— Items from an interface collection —

-- Opening Marker --

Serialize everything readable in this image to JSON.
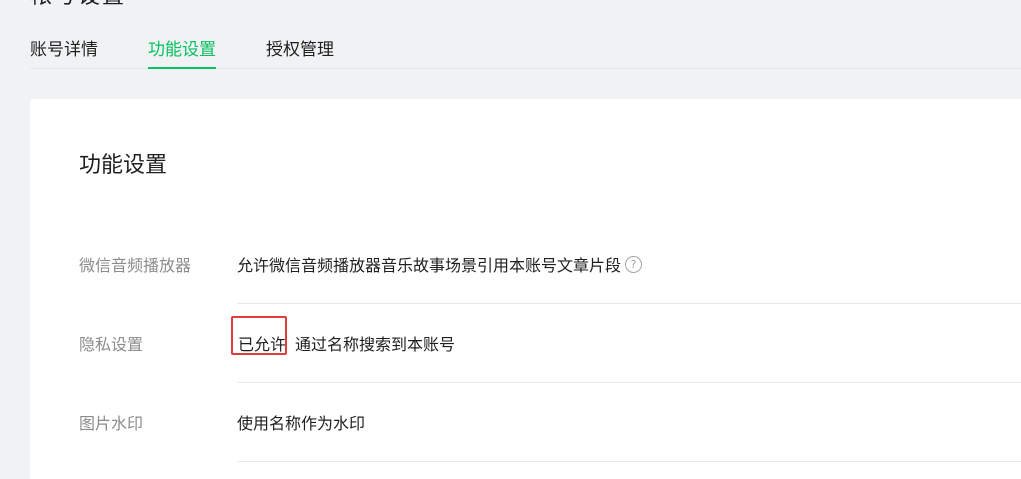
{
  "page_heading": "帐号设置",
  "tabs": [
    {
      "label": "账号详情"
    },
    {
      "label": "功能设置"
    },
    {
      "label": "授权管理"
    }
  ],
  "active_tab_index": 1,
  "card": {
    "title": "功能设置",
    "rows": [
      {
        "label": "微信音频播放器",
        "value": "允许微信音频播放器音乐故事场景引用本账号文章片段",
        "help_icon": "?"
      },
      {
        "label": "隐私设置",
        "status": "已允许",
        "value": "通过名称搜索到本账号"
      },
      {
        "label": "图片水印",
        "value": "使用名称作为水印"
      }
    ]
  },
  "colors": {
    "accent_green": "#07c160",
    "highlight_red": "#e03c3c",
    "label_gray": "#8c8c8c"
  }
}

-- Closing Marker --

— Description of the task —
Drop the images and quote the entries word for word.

— Result of this exercise —
Serialize everything readable in this image to JSON.
{
  "page_heading": "帐号设置",
  "tabs": [
    {
      "label": "账号详情"
    },
    {
      "label": "功能设置"
    },
    {
      "label": "授权管理"
    }
  ],
  "active_tab_index": 1,
  "card": {
    "title": "功能设置",
    "rows": [
      {
        "label": "微信音频播放器",
        "value": "允许微信音频播放器音乐故事场景引用本账号文章片段",
        "help_icon": "?"
      },
      {
        "label": "隐私设置",
        "status": "已允许",
        "value": "通过名称搜索到本账号"
      },
      {
        "label": "图片水印",
        "value": "使用名称作为水印"
      }
    ]
  },
  "colors": {
    "accent_green": "#07c160",
    "highlight_red": "#e03c3c",
    "label_gray": "#8c8c8c"
  }
}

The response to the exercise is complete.